▶ Instructions to follow: All of the data needs to be repeated exactly.

▶ Input data:
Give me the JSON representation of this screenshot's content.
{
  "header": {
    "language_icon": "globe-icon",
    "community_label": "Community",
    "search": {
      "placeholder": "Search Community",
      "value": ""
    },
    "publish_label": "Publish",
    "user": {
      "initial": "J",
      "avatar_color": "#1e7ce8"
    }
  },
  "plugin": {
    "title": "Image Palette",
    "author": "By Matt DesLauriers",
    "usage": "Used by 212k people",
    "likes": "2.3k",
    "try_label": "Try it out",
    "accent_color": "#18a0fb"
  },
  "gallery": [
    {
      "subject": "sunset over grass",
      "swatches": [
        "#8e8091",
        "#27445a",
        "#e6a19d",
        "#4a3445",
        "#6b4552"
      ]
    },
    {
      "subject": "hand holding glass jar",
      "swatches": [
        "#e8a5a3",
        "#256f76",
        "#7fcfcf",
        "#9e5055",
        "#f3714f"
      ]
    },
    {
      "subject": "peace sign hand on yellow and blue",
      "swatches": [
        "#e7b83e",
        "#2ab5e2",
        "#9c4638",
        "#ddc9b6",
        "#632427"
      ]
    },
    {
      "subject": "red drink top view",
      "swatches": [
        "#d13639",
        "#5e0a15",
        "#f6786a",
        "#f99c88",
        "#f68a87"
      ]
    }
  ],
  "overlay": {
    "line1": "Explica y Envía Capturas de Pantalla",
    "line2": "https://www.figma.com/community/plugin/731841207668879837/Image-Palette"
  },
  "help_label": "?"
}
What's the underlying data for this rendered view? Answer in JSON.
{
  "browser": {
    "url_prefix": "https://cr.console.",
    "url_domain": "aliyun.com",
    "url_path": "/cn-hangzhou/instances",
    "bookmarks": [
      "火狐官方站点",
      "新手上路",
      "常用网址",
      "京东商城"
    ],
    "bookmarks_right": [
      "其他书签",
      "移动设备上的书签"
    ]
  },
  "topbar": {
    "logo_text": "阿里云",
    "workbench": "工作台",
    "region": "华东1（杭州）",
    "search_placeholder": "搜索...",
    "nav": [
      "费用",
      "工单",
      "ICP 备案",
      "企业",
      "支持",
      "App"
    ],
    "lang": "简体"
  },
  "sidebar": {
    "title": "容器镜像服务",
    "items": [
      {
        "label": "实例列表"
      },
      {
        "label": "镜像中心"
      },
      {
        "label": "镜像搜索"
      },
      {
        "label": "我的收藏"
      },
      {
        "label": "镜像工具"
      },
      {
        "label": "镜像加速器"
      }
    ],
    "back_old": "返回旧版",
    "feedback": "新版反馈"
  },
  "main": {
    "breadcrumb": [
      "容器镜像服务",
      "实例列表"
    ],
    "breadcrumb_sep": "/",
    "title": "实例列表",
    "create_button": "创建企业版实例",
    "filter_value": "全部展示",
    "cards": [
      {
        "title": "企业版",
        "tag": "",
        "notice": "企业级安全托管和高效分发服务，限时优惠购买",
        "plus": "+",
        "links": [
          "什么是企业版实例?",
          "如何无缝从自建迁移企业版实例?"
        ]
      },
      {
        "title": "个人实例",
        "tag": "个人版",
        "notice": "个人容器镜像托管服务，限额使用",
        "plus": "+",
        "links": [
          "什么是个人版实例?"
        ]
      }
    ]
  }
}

▶ Completed exercise:
Give me the JSON representation of this screenshot's content.
{
  "header": {
    "language_icon": "globe-icon",
    "community_label": "Community",
    "search": {
      "placeholder": "Search Community",
      "value": ""
    },
    "publish_label": "Publish",
    "user": {
      "initial": "J",
      "avatar_color": "#1e7ce8"
    }
  },
  "plugin": {
    "title": "Image Palette",
    "author": "By Matt DesLauriers",
    "usage": "Used by 212k people",
    "likes": "2.3k",
    "try_label": "Try it out",
    "accent_color": "#18a0fb"
  },
  "gallery": [
    {
      "subject": "sunset over grass",
      "swatches": [
        "#8e8091",
        "#27445a",
        "#e6a19d",
        "#4a3445",
        "#6b4552"
      ]
    },
    {
      "subject": "hand holding glass jar",
      "swatches": [
        "#e8a5a3",
        "#256f76",
        "#7fcfcf",
        "#9e5055",
        "#f3714f"
      ]
    },
    {
      "subject": "peace sign hand on yellow and blue",
      "swatches": [
        "#e7b83e",
        "#2ab5e2",
        "#9c4638",
        "#ddc9b6",
        "#632427"
      ]
    },
    {
      "subject": "red drink top view",
      "swatches": [
        "#d13639",
        "#5e0a15",
        "#f6786a",
        "#f99c88",
        "#f68a87"
      ]
    }
  ],
  "overlay": {
    "line1": "Explica y Envía Capturas de Pantalla",
    "line2": "https://www.figma.com/community/plugin/731841207668879837/Image-Palette"
  },
  "help_label": "?"
}
What's the underlying data for this rendered view? Answer in JSON.
{
  "browser": {
    "url_prefix": "https://cr.console.",
    "url_domain": "aliyun.com",
    "url_path": "/cn-hangzhou/instances",
    "bookmarks": [
      "火狐官方站点",
      "新手上路",
      "常用网址",
      "京东商城"
    ],
    "bookmarks_right": [
      "其他书签",
      "移动设备上的书签"
    ]
  },
  "topbar": {
    "logo_text": "阿里云",
    "workbench": "工作台",
    "region": "华东1（杭州）",
    "search_placeholder": "搜索...",
    "nav": [
      "费用",
      "工单",
      "ICP 备案",
      "企业",
      "支持",
      "App"
    ],
    "lang": "简体"
  },
  "sidebar": {
    "title": "容器镜像服务",
    "items": [
      {
        "label": "实例列表"
      },
      {
        "label": "镜像中心"
      },
      {
        "label": "镜像搜索"
      },
      {
        "label": "我的收藏"
      },
      {
        "label": "镜像工具"
      },
      {
        "label": "镜像加速器"
      }
    ],
    "back_old": "返回旧版",
    "feedback": "新版反馈"
  },
  "main": {
    "breadcrumb": [
      "容器镜像服务",
      "实例列表"
    ],
    "breadcrumb_sep": "/",
    "title": "实例列表",
    "create_button": "创建企业版实例",
    "filter_value": "全部展示",
    "cards": [
      {
        "title": "企业版",
        "tag": "",
        "notice": "企业级安全托管和高效分发服务，限时优惠购买",
        "plus": "+",
        "links": [
          "什么是企业版实例?",
          "如何无缝从自建迁移企业版实例?"
        ]
      },
      {
        "title": "个人实例",
        "tag": "个人版",
        "notice": "个人容器镜像托管服务，限额使用",
        "plus": "+",
        "links": [
          "什么是个人版实例?"
        ]
      }
    ]
  }
}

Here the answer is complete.